City hikes hotel tax

Published 12:00 am Monday, September 8, 2003

For those living in Demopolis, news that the city council raised the lodging tax by 50 percent on Thursday night won’t make much of a difference. Those who regularly travel to Demopolis may feel a different way.

At Thursday’s council meeting, Caldwell recommended that the city increase its lodging tax from three percent to six percent. In other words, people who stay in hotels in Demopolis will have to pay three-percent more in city taxes. All told, the lodging tax will increase from seven percent to 10 percent because the state of Alabama charges a four-percent lodging tax.

According to Caldwell, hotel owners were notified of the idea two weeks ago.

This tax increase &045;&045; though not deliberately &045;&045; comes less than a week before Demopolis citizens will join others around the state to vote on Gov. Bob Riley’s $1.2 billion tax increase.

The reason for the tax has nothing to do with Riley’s plan, though.

Kathy Leverett, the current chamber of commerce director and industrial development board director, announced her resignation earlier this year. When Leverett leaves, Caldwell and other city officials believe the city needs to consider bringing on someone who can spend more time luring industry to the area.

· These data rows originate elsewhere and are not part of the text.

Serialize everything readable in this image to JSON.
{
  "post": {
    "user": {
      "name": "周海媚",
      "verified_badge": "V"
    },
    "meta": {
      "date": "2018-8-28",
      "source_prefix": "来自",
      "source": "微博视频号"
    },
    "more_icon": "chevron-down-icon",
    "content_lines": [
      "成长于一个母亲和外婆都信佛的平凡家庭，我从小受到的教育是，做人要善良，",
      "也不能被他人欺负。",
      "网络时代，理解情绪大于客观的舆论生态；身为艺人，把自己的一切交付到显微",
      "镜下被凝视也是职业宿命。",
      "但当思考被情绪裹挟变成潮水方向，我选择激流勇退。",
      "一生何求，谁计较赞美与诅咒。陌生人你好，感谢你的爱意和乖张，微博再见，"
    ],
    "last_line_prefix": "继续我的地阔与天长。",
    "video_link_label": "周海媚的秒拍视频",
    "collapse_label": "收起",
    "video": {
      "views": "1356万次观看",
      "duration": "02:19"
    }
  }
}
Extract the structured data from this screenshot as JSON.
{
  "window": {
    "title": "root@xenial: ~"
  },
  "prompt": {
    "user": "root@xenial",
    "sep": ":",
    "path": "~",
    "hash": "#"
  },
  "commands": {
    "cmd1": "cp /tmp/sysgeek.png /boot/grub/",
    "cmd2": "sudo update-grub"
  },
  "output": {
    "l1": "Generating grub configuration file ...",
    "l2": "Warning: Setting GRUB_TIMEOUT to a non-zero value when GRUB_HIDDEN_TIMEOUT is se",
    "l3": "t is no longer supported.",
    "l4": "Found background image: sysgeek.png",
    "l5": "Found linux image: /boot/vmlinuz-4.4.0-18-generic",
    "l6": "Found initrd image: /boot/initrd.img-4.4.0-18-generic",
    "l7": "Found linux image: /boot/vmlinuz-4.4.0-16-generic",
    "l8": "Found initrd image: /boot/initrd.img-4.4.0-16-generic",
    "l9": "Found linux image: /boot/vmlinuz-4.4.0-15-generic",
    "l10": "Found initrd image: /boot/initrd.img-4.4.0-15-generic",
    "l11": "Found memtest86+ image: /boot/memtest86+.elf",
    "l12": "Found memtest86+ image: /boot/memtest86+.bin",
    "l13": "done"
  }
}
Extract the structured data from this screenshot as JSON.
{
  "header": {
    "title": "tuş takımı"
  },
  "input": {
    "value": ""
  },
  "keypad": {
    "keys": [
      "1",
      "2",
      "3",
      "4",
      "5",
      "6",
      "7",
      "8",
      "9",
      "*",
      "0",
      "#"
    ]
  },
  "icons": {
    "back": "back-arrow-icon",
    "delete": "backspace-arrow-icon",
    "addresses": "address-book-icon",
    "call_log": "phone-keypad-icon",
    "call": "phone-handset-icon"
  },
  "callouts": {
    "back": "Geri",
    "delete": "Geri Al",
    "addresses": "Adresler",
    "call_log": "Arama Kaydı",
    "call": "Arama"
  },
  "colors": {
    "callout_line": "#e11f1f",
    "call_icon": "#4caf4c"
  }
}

According to the mayor, the increased lodging tax will generate between $65,000-$70,000 a year. That money, he said, would help what the Demopolis Industrial Development Board would need to hire "somebody really good," Caldwell said.

Caldwell and the city council have nearly completed budgeting for fiscal year 2004, and the increased tax will help balance the budget and allow the city to help fund a higher paid position.

Since Leverett’s resignation announcement, some talks have centered on whether Demopolis needs to divide her job. Serving as both the chamber and IDB director is an enormous job, and Olen Kerby &045;&045; chairman of the IDB &045;&045; said replacing Leverett with two people is an option his board has considered.

Whether or not that will happen has not been decided, Caldwell said.